Stored data entries
○ ○ ○ ○ ○

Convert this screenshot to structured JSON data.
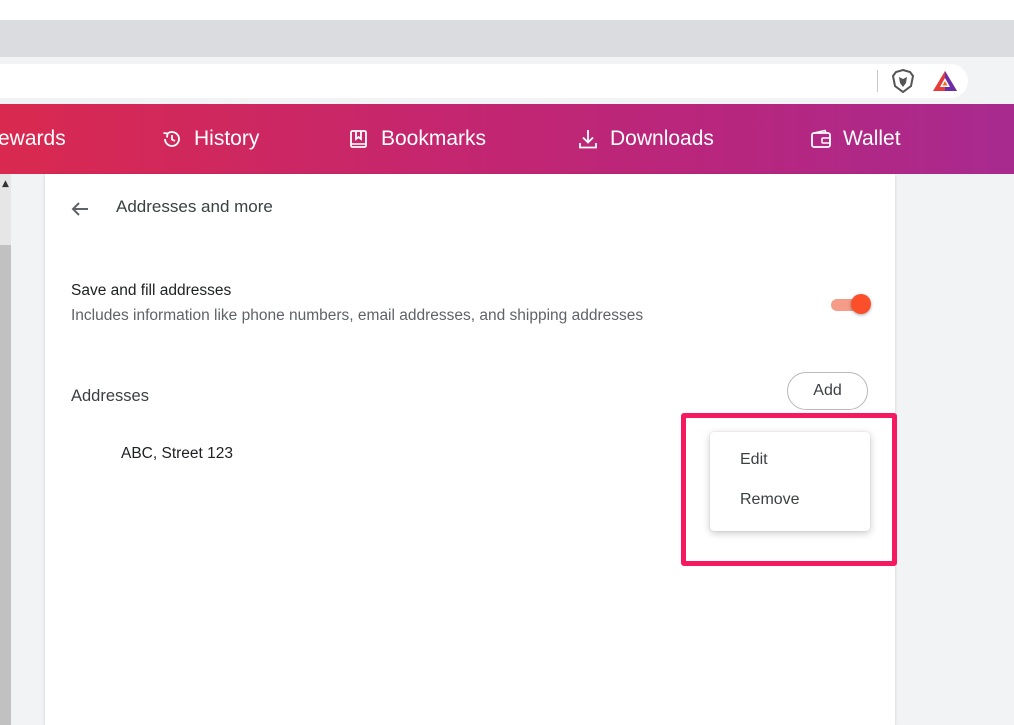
{
  "browser": {
    "toolbar_icons": [
      "brave-shield-icon",
      "bat-rewards-icon"
    ]
  },
  "navbar": {
    "items": [
      {
        "label": "ewards",
        "icon": "rewards-icon"
      },
      {
        "label": "History",
        "icon": "history-icon"
      },
      {
        "label": "Bookmarks",
        "icon": "bookmarks-icon"
      },
      {
        "label": "Downloads",
        "icon": "downloads-icon"
      },
      {
        "label": "Wallet",
        "icon": "wallet-icon"
      }
    ]
  },
  "page": {
    "title": "Addresses and more",
    "save_setting": {
      "label": "Save and fill addresses",
      "description": "Includes information like phone numbers, email addresses, and shipping addresses",
      "enabled": true
    },
    "addresses": {
      "heading": "Addresses",
      "add_label": "Add",
      "items": [
        "ABC, Street 123"
      ]
    }
  },
  "context_menu": {
    "items": [
      "Edit",
      "Remove"
    ]
  },
  "colors": {
    "gradient_start": "#d9294f",
    "gradient_end": "#a82a8f",
    "toggle_on": "#fa4f2a",
    "highlight": "#f5195f"
  }
}
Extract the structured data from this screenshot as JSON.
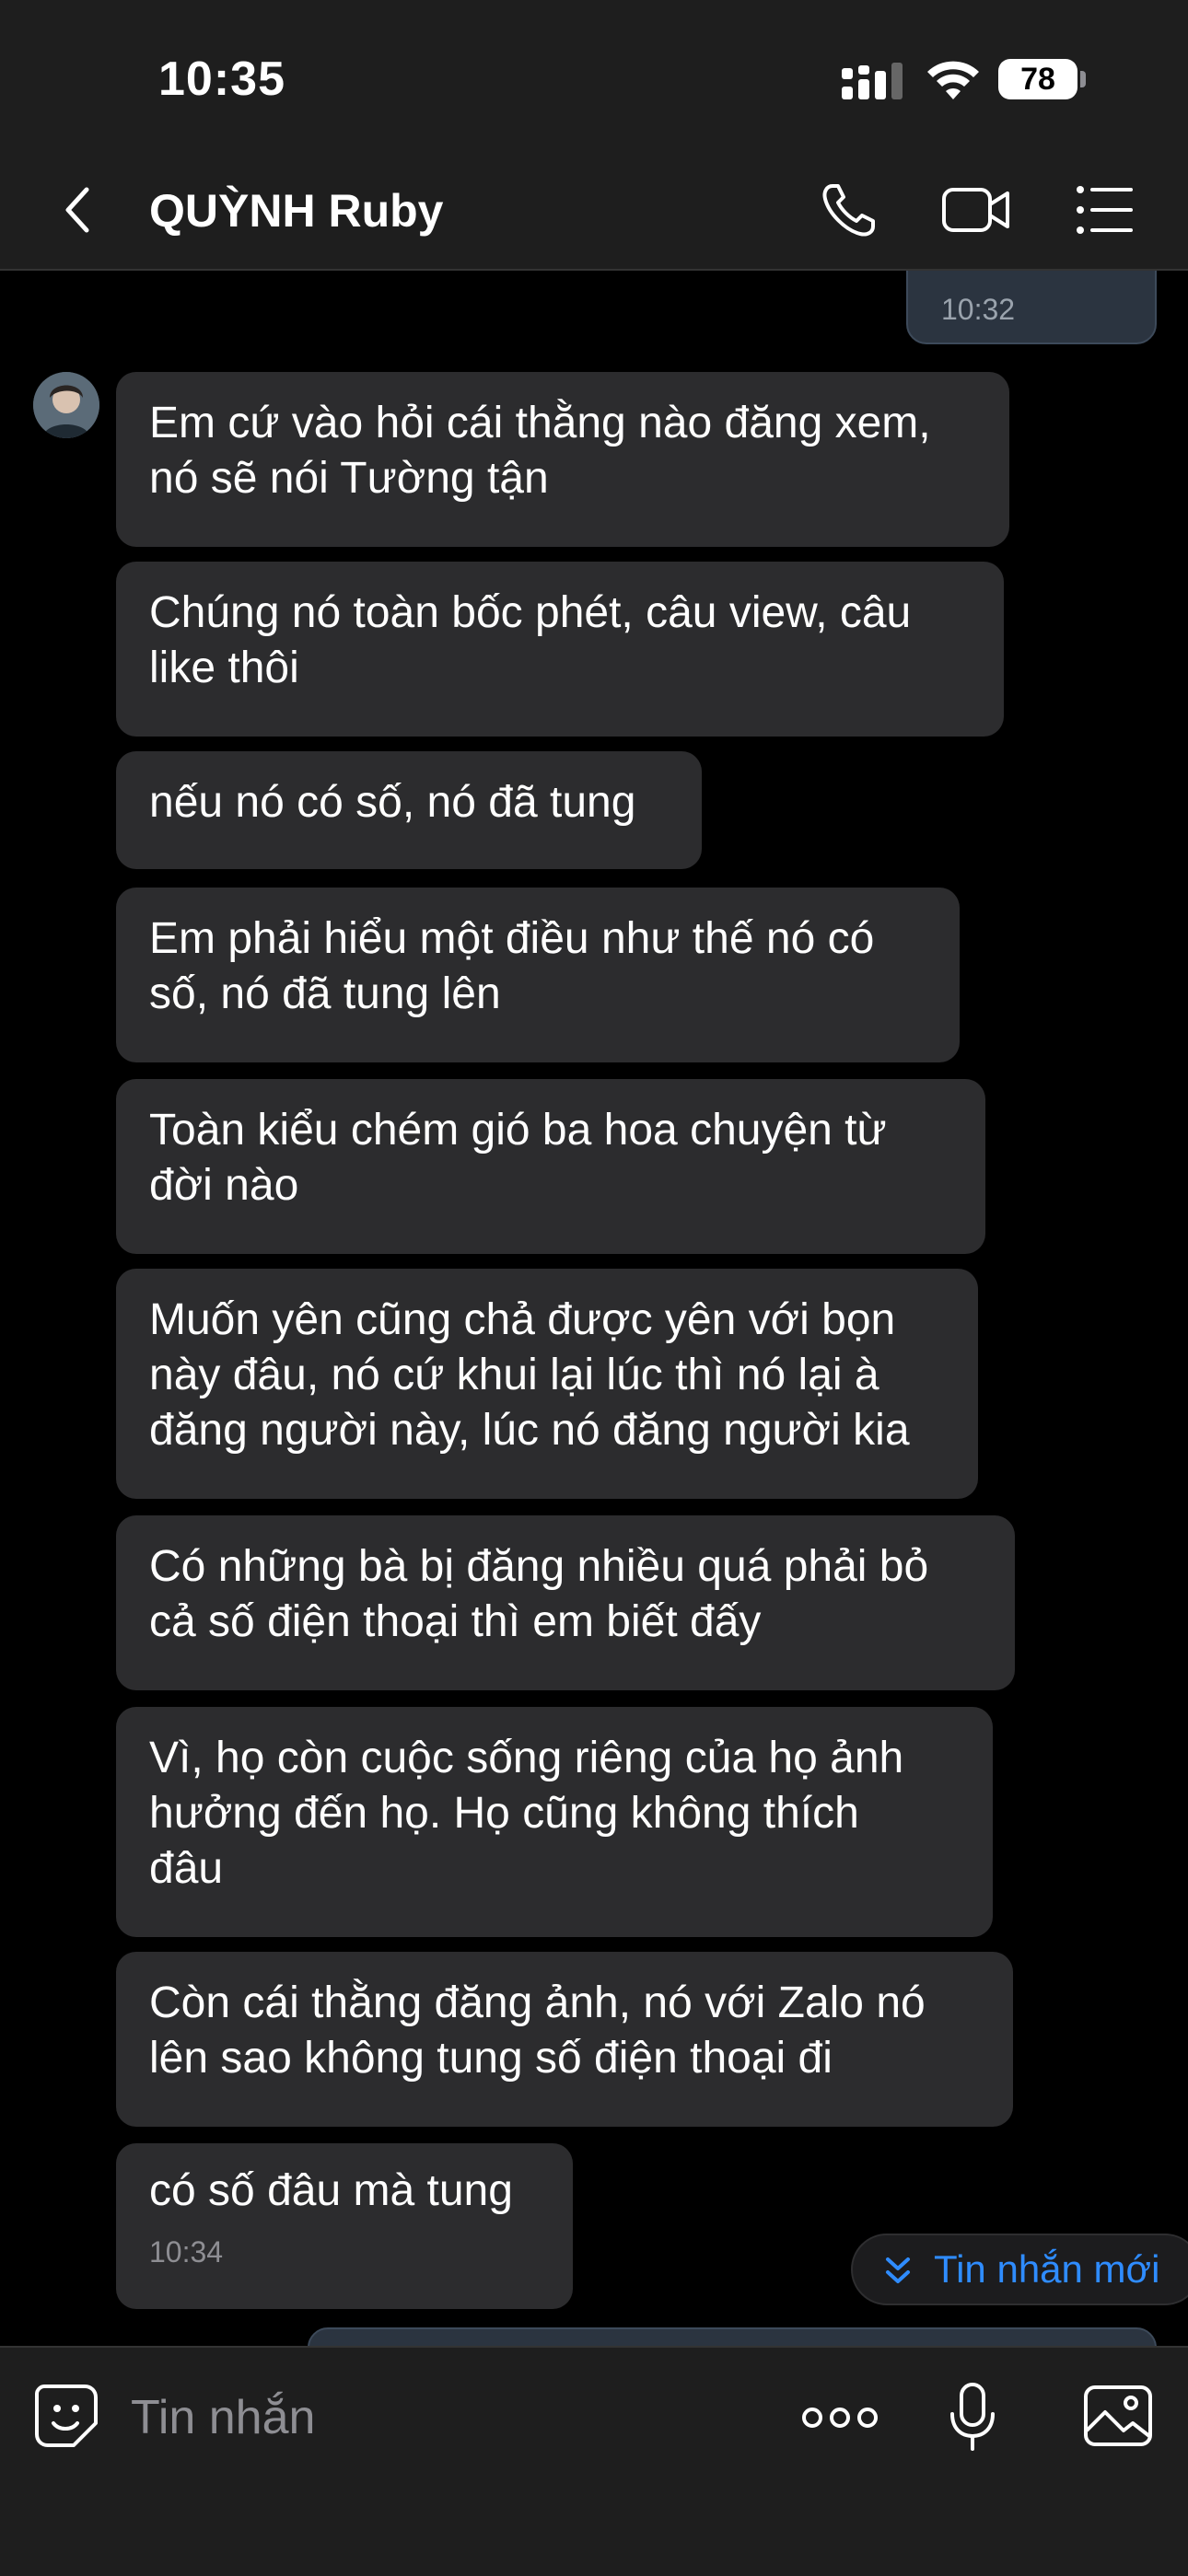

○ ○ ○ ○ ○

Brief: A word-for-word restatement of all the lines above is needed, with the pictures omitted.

Expected answer:
Convert this screenshot to structured JSON data.
{
  "browser": {
    "toolbar_icons": [
      "brave-shield-icon",
      "bat-rewards-icon"
    ]
  },
  "navbar": {
    "items": [
      {
        "label": "ewards",
        "icon": "rewards-icon"
      },
      {
        "label": "History",
        "icon": "history-icon"
      },
      {
        "label": "Bookmarks",
        "icon": "bookmarks-icon"
      },
      {
        "label": "Downloads",
        "icon": "downloads-icon"
      },
      {
        "label": "Wallet",
        "icon": "wallet-icon"
      }
    ]
  },
  "page": {
    "title": "Addresses and more",
    "save_setting": {
      "label": "Save and fill addresses",
      "description": "Includes information like phone numbers, email addresses, and shipping addresses",
      "enabled": true
    },
    "addresses": {
      "heading": "Addresses",
      "add_label": "Add",
      "items": [
        "ABC, Street 123"
      ]
    }
  },
  "context_menu": {
    "items": [
      "Edit",
      "Remove"
    ]
  },
  "colors": {
    "gradient_start": "#d9294f",
    "gradient_end": "#a82a8f",
    "toggle_on": "#fa4f2a",
    "highlight": "#f5195f"
  }
}
Extract the structured data from this screenshot as JSON.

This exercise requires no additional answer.